- _ACTION ITEM_
Copy each line of the records that contains the word "color".

- _SUPPLIED MATERIAL_
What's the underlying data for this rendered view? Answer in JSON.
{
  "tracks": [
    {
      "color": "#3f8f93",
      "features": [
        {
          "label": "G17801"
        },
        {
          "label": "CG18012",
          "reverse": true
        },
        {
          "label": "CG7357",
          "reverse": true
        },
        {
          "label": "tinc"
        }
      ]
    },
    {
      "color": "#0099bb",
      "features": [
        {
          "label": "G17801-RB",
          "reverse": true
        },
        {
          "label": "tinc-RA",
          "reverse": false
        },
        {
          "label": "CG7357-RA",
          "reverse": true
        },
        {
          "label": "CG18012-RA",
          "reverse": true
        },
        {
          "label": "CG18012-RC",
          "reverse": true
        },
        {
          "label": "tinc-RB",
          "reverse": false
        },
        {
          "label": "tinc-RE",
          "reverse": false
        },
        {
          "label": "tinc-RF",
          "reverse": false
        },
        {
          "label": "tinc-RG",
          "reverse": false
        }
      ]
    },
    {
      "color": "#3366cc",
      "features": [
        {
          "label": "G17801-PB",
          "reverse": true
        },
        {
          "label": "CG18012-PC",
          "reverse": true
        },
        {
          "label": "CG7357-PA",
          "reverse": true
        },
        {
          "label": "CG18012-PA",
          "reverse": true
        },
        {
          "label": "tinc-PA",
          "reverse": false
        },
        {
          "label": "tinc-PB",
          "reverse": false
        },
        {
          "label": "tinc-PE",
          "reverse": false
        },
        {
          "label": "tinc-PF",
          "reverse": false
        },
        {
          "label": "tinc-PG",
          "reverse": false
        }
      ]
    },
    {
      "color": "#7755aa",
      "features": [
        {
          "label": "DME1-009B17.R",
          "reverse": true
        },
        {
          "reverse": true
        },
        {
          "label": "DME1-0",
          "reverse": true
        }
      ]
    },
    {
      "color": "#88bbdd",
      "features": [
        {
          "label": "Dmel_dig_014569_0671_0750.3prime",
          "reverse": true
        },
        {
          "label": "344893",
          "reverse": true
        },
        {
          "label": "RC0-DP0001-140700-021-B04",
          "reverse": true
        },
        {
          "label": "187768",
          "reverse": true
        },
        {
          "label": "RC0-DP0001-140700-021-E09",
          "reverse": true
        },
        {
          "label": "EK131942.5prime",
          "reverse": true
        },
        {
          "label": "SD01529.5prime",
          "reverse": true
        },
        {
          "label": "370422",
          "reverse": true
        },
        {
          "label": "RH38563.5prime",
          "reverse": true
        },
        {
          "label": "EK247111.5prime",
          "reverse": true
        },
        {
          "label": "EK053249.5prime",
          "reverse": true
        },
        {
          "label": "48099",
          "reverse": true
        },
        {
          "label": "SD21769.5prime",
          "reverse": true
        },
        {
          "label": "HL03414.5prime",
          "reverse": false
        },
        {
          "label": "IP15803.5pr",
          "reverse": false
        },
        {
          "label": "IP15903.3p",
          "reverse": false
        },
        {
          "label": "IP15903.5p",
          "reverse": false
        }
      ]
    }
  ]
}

- _RESPONSE AREA_
      "color": "#3f8f93",
      "color": "#0099bb",
      "color": "#3366cc",
      "color": "#7755aa",
      "color": "#88bbdd",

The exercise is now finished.